Citing PatentFiling datePublication dateApplicantTitle
US9126204Mar 15, 2013Sep 8, 2015Wm Intellectual Property Holdings L.L.C.Process and system for producing engineered fuel
Classifications
U.S. Classification340/679, 219/494, 340/540, 219/243, 340/541, 340/581, 219/249, 340/588, 340/549
International ClassificationG08B21/00
Cooperative ClassificationB29C47/0021, G01J5/0846, B29C2947/92704, B29C2947/92209, B29C47/92, B29C2947/92904
European ClassificationB29C47/92
Legal Events
DateCodeEventDescription
Sep 30, 2005ASAssignment
Owner name: BALCONES FUEL TECHNOLOGY, INC., TEXAS
Free format text: ASSIGNMENT OF ASSIGNORS INTEREST;ASSIGNORS:MCCAULEY, MICHAEL L.;PARISH, BART;REEL/FRAME:017061/0715;SIGNING DATES FROM 20040910 TO 20050919
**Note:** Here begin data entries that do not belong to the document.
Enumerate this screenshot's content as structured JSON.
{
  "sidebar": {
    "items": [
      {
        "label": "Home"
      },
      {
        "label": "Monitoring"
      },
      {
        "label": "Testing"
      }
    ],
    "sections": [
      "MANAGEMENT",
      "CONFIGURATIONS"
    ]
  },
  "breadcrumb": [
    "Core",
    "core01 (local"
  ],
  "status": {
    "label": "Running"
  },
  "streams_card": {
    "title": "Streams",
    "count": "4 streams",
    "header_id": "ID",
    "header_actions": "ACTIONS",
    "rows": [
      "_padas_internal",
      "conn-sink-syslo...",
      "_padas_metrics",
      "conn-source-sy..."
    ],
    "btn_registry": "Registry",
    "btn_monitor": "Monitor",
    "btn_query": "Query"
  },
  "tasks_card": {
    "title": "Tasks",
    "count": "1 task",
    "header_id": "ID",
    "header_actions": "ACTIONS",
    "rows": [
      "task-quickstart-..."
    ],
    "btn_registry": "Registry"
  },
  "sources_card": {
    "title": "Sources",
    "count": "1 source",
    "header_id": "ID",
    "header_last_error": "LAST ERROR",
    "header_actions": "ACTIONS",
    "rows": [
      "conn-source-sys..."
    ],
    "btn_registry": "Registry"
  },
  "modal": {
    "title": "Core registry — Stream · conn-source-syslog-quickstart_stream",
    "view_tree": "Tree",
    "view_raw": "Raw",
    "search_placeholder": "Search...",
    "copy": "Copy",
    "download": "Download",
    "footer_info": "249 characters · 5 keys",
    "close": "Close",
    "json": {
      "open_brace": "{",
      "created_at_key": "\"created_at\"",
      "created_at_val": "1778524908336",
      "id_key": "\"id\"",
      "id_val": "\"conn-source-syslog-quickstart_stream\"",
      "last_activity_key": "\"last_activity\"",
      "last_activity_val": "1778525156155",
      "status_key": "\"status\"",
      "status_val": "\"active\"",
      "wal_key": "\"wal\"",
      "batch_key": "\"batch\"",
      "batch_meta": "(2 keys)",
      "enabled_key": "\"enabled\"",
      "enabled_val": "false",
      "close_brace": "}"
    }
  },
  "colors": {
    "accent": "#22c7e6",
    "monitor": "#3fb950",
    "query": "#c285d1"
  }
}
Oct 4, 2011FPAYFee payment
Year of fee payment: 4
Aug 20, 2015FPAYFee payment
Year of fee payment: 8